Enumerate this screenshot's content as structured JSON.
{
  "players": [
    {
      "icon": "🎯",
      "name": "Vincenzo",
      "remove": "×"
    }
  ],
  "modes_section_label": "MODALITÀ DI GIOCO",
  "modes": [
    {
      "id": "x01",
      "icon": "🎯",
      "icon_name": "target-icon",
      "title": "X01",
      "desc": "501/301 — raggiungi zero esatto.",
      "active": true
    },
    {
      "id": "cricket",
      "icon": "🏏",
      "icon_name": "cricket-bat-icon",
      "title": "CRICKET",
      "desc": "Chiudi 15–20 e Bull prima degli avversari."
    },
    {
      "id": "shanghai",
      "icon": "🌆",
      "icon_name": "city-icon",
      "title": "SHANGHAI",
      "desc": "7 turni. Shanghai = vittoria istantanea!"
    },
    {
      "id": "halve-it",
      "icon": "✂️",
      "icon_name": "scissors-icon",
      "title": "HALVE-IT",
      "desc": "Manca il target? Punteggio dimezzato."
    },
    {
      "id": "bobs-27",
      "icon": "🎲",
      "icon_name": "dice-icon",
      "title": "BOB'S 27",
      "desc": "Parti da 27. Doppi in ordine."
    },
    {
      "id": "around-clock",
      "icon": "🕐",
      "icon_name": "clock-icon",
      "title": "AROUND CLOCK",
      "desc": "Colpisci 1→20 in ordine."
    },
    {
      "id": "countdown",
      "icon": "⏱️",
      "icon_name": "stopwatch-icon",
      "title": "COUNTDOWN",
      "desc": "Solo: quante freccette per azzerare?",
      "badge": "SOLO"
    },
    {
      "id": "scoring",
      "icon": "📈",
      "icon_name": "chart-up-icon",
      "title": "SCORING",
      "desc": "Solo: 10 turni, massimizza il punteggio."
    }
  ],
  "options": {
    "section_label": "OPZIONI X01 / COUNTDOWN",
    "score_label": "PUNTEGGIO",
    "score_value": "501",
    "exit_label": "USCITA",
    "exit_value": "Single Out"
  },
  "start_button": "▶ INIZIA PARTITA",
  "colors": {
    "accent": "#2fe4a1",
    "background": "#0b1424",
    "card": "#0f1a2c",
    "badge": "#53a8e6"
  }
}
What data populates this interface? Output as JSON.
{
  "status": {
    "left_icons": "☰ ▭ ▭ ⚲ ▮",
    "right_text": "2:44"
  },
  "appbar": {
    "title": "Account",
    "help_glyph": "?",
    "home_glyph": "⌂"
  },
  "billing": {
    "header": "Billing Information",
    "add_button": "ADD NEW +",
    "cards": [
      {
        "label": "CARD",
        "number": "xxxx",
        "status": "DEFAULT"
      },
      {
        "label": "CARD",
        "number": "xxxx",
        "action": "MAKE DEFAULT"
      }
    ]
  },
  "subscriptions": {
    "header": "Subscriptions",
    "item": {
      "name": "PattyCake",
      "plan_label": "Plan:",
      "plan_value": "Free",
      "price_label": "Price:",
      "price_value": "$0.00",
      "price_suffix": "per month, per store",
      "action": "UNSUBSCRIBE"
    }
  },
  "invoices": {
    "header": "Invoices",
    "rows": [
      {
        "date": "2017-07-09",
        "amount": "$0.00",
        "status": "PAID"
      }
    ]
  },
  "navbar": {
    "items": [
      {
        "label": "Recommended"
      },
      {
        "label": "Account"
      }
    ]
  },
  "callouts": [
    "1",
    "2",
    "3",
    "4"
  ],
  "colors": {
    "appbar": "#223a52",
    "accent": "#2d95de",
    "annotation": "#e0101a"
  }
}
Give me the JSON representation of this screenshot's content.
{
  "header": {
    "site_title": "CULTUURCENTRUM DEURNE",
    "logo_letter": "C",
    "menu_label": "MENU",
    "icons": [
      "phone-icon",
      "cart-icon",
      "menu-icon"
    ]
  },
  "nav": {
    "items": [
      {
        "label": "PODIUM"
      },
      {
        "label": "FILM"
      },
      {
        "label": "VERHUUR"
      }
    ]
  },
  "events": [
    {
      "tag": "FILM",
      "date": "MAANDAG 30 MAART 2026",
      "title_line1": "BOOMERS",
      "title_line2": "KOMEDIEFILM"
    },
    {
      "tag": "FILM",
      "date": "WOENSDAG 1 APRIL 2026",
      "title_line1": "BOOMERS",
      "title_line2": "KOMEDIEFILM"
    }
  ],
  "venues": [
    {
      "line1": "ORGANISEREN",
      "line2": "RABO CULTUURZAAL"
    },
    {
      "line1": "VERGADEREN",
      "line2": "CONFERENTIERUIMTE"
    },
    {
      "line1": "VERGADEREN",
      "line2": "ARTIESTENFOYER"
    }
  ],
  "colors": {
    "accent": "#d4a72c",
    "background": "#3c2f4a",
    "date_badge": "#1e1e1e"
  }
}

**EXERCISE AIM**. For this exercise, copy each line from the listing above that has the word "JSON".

**SOLUTION**.
Enumerate this screenshot's content as structured JSON.
What data populates this interface? Output as JSON.
Give me the JSON representation of this screenshot's content.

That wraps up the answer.